The objects were once the personal property of an influential Tunisian dignitary Mohamed Habib Djellouli, (arabic: محمد الحبيب الجلولي).  Born into a patrician family belonging to the Tunisian aristocracy, Djellouli had served as the Caïd-Gouverneur of Kairouan, Nabeul and Béja and later as the Minister of the Pen and Minister of Justice of Bey.   The Beys he ruled Tunisia from 1613 until 1957, when the modern Tunisian Republic was formed. Djellouli's personal effects, accumulated over years, were passed down to his heirs after his death in 1957, the same year that the monarchy was abolished and the beylical office terminated. 

The objects from his private collection drew concerns from the INP as there was no record of the pieces having left the territory of the Republic of Tunisia, and it appears that the transfer was done without the knowledge of the country's Ministry of Cultural Affairs.  It is their job to determine if movable properties fall within the parameters of the cultural heritage code, which explicitly prohibits the export of movable cultural property of national or international historic value. 

The country's Ministry of Cultural Affairs was established in Tunisia in 1961 to implement cultural policy on behalf of the country.  The Institut National du Patrimoine (INP) operates alongside the ministry and oversees twenty archaeological and ethnological museums throughout the Republic.  It was the INP who first sounded the alarm to the Ministry of Cultural Affairs in Tunisia regarding their concerns about the sale in Paris.  

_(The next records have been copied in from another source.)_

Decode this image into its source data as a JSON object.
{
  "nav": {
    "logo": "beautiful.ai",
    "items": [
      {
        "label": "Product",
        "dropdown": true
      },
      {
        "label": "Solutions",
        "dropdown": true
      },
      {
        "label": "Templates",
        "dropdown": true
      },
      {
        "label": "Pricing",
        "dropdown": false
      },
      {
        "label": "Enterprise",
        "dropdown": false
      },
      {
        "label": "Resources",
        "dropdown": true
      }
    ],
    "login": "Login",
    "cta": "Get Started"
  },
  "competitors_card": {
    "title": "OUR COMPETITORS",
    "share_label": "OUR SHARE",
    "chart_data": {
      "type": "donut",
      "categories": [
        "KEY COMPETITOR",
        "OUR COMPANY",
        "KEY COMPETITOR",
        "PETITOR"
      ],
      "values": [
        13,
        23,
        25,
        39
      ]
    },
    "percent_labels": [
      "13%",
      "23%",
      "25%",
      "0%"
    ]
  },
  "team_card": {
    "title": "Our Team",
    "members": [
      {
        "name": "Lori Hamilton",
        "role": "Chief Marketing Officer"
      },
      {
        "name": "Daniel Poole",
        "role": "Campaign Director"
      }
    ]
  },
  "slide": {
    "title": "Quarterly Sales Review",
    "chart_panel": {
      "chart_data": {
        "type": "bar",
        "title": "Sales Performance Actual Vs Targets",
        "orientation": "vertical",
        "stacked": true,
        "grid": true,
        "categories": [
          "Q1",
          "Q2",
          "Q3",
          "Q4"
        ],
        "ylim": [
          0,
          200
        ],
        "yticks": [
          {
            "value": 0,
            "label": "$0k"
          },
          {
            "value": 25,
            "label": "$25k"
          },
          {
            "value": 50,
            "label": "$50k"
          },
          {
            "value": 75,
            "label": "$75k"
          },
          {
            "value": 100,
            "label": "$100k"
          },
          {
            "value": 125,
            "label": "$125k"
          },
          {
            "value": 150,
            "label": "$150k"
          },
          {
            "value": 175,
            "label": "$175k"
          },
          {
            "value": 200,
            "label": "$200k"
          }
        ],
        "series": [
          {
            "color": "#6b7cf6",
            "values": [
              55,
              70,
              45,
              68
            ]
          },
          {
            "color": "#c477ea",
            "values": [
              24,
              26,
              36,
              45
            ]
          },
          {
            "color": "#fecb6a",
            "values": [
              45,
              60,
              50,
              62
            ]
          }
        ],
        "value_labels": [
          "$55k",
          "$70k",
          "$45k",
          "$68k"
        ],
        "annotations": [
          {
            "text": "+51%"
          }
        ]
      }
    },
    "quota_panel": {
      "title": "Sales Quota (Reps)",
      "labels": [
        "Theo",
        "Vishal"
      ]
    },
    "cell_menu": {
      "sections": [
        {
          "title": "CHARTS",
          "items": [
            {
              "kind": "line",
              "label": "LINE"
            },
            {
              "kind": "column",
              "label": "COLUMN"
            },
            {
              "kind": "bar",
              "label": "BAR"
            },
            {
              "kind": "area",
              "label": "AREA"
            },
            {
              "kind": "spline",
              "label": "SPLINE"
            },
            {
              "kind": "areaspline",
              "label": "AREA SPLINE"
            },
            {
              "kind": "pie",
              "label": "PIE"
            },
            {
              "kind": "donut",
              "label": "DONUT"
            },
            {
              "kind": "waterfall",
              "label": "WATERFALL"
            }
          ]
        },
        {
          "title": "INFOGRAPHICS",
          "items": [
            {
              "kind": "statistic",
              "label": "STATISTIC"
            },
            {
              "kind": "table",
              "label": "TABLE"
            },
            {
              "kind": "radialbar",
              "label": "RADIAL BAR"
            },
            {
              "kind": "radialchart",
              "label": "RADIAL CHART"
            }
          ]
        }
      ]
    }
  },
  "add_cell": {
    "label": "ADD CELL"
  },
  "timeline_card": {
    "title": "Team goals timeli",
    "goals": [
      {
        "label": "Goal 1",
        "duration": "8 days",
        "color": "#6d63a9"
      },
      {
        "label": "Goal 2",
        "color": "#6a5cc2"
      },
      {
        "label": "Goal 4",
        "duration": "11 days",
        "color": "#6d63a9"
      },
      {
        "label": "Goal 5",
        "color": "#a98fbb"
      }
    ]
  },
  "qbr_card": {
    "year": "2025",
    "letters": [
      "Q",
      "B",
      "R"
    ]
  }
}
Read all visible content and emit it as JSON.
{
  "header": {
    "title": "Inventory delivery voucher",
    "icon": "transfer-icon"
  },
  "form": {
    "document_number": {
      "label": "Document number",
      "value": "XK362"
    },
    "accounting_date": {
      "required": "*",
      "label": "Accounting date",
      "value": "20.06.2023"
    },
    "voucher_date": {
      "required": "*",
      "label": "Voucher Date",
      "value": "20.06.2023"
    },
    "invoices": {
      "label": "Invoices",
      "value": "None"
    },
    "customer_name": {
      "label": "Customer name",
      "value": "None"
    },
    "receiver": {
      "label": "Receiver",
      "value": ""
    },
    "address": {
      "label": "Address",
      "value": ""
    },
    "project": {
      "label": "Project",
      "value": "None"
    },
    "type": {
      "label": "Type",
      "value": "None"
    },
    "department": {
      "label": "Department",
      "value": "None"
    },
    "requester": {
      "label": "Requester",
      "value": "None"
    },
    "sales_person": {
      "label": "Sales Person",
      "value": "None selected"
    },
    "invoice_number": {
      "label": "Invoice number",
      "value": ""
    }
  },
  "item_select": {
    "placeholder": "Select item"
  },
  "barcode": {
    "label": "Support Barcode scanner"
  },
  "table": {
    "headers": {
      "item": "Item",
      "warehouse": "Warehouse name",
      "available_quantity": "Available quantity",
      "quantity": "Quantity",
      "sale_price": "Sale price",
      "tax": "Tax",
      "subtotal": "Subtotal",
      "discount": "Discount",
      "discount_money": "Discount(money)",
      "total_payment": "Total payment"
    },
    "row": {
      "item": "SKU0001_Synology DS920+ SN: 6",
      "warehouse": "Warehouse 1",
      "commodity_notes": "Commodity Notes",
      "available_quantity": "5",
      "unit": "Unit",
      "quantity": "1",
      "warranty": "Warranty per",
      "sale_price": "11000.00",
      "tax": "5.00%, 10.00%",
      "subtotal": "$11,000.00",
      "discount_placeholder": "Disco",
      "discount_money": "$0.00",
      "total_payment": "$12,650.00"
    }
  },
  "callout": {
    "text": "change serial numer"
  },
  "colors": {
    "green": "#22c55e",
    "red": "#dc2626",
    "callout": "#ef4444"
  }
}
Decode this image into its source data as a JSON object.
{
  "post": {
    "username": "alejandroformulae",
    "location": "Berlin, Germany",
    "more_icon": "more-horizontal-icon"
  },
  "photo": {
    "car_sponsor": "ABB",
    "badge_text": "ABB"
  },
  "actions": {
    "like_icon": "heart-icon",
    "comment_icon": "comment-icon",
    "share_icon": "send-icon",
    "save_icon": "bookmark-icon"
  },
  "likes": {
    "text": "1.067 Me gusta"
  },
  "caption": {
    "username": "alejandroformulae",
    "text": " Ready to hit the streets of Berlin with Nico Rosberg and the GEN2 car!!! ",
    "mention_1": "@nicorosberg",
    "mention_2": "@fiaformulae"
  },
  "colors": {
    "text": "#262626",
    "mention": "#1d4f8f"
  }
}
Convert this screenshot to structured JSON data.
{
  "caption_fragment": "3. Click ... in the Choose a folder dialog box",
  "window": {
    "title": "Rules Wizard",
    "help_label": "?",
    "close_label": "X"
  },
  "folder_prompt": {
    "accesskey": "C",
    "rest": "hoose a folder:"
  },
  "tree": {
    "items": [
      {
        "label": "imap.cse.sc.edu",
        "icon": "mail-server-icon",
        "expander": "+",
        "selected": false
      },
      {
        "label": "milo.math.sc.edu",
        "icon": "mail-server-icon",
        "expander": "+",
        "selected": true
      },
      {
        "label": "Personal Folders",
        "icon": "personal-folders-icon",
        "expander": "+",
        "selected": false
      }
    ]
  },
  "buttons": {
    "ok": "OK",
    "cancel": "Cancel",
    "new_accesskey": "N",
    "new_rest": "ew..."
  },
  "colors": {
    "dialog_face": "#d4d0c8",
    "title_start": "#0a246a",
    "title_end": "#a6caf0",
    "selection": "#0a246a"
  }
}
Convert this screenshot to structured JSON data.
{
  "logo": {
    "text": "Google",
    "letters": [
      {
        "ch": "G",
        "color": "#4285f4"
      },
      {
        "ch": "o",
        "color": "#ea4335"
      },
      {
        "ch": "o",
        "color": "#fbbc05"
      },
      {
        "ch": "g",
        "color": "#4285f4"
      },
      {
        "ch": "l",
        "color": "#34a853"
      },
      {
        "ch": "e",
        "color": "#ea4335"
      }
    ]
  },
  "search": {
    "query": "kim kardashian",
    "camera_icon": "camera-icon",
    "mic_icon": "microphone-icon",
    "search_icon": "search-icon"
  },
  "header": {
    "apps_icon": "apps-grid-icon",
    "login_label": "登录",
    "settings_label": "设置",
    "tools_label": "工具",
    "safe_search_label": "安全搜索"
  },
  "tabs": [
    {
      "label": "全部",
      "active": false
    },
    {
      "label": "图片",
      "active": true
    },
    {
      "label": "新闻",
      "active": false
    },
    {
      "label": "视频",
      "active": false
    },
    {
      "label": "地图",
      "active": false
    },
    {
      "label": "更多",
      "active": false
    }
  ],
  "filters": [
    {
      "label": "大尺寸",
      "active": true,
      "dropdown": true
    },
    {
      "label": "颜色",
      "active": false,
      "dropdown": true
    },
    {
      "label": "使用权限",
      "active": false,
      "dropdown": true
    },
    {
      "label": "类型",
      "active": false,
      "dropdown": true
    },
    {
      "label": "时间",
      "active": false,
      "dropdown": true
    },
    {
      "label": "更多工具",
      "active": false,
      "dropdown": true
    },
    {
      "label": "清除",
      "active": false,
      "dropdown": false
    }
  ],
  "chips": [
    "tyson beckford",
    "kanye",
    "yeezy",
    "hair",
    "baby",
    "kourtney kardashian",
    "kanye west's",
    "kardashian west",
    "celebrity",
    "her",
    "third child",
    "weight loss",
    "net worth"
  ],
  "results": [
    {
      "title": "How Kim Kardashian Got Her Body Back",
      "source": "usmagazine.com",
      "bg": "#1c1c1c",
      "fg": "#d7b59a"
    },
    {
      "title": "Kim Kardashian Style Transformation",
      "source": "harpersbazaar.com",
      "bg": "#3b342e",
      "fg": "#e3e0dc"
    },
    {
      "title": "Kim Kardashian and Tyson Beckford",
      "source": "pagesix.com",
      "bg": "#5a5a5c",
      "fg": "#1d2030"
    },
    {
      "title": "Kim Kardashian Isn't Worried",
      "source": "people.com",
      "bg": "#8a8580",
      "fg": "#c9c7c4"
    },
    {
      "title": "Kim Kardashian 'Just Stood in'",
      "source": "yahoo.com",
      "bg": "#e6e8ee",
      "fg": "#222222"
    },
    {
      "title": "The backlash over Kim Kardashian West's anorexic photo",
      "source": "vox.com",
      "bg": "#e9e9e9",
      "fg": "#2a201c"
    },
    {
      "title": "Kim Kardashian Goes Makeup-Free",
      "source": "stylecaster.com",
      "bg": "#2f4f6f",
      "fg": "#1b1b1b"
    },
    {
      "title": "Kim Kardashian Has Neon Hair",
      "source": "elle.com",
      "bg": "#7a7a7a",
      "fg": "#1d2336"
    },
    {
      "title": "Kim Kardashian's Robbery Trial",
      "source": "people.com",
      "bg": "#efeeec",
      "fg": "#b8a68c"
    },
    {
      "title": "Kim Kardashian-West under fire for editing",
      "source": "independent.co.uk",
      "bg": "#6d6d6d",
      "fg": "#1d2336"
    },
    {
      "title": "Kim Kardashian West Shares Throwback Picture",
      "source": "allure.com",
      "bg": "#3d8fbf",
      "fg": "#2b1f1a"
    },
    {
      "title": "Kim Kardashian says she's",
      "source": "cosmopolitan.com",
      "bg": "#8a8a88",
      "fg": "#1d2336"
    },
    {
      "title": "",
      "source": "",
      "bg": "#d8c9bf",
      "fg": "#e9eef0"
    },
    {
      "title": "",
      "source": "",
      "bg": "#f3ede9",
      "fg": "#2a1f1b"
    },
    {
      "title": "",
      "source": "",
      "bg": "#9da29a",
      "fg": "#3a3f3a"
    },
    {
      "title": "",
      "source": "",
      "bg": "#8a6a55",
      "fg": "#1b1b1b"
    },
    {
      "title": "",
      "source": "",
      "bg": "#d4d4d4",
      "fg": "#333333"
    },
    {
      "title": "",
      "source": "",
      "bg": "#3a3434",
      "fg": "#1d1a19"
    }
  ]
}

Tunisia's current law for the archaeological, historical and traditional arts patrimony was enacted in 1994 and amended in 2011.  Known as Decree-law n° 2011-43 and dated 25 May 2011, this updated law increases the penalties for infractions related to moveable heritage.  Under the current national law, article 57, the export of movable property is prohibited though temporary export of movable cultural property is possible, subject to authorization from the Ministry of Cultural Affairs.  

Yesterday Ghazi Gherardi, the ambassador and permanent representative of Tunisia to the United Nations Educational, Scientific and Cultural Organisation  - UNESCO announced that all 114 objects related to the "Collection of a Dignitary of the Beylical Court" had been withdrawn from the sale with the auction house sending a communiqué containing a pledge to cease the sale procedures until the competent arbitral authority considers the matter.

And while that withdrawal is a small victory for Tunis, one has to question, for the umpteenth time, what type of due diligence, if any, was performed by Coutau-Bégarie before agreeing to accept these items for the auction, what if any checks occurred at the EU border when these objects arrived on Europe's shore, and what documentation was provided, if any at all, to Coutau-Bégarie by the individuals selling the family property. 

Stands to reason that if an auction house has time to develop length object descriptions for one hundred and fourteen items, photograph them, and then design a sales catalog to highlight them, uploading the PDF to their website, they might also have the time to ring up the authorities in Tunisia to ask about the legitimacy of the objects being consigned.